• _WHAT YOU WILL DO_: Give back the full listing exactly as it appears below.

———

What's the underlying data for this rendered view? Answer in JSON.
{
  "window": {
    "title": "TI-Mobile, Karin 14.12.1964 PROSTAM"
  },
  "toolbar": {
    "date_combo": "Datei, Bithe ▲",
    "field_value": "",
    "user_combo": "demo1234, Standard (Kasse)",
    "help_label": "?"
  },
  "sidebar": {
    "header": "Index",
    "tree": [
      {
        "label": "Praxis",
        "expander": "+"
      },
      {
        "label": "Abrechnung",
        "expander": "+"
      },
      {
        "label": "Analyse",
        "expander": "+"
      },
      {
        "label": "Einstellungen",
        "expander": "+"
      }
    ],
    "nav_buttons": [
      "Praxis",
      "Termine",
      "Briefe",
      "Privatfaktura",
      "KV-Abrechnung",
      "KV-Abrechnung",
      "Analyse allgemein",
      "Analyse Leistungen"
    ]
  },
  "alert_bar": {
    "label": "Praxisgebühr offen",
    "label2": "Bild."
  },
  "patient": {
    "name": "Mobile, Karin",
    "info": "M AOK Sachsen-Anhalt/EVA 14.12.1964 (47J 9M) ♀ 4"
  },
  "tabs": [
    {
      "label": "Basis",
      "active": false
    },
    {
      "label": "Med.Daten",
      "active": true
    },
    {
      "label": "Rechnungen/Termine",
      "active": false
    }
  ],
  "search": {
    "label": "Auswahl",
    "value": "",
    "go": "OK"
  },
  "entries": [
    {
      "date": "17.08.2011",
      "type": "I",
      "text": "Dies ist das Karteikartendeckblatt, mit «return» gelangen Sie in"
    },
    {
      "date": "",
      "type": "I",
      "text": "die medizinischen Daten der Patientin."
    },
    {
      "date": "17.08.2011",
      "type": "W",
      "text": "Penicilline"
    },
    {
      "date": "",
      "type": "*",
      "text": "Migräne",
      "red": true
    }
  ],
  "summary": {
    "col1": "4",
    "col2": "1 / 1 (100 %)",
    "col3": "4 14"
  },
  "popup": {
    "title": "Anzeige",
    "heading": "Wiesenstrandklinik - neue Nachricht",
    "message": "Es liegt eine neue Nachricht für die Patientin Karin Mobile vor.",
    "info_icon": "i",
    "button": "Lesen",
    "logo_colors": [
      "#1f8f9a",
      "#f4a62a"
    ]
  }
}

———

• _EXERCISE SOLUTION_:
What's the underlying data for this rendered view? Answer in JSON.
{
  "window": {
    "title": "TI-Mobile, Karin 14.12.1964 PROSTAM"
  },
  "toolbar": {
    "date_combo": "Datei, Bithe ▲",
    "field_value": "",
    "user_combo": "demo1234, Standard (Kasse)",
    "help_label": "?"
  },
  "sidebar": {
    "header": "Index",
    "tree": [
      {
        "label": "Praxis",
        "expander": "+"
      },
      {
        "label": "Abrechnung",
        "expander": "+"
      },
      {
        "label": "Analyse",
        "expander": "+"
      },
      {
        "label": "Einstellungen",
        "expander": "+"
      }
    ],
    "nav_buttons": [
      "Praxis",
      "Termine",
      "Briefe",
      "Privatfaktura",
      "KV-Abrechnung",
      "KV-Abrechnung",
      "Analyse allgemein",
      "Analyse Leistungen"
    ]
  },
  "alert_bar": {
    "label": "Praxisgebühr offen",
    "label2": "Bild."
  },
  "patient": {
    "name": "Mobile, Karin",
    "info": "M AOK Sachsen-Anhalt/EVA 14.12.1964 (47J 9M) ♀ 4"
  },
  "tabs": [
    {
      "label": "Basis",
      "active": false
    },
    {
      "label": "Med.Daten",
      "active": true
    },
    {
      "label": "Rechnungen/Termine",
      "active": false
    }
  ],
  "search": {
    "label": "Auswahl",
    "value": "",
    "go": "OK"
  },
  "entries": [
    {
      "date": "17.08.2011",
      "type": "I",
      "text": "Dies ist das Karteikartendeckblatt, mit «return» gelangen Sie in"
    },
    {
      "date": "",
      "type": "I",
      "text": "die medizinischen Daten der Patientin."
    },
    {
      "date": "17.08.2011",
      "type": "W",
      "text": "Penicilline"
    },
    {
      "date": "",
      "type": "*",
      "text": "Migräne",
      "red": true
    }
  ],
  "summary": {
    "col1": "4",
    "col2": "1 / 1 (100 %)",
    "col3": "4 14"
  },
  "popup": {
    "title": "Anzeige",
    "heading": "Wiesenstrandklinik - neue Nachricht",
    "message": "Es liegt eine neue Nachricht für die Patientin Karin Mobile vor.",
    "info_icon": "i",
    "button": "Lesen",
    "logo_colors": [
      "#1f8f9a",
      "#f4a62a"
    ]
  }
}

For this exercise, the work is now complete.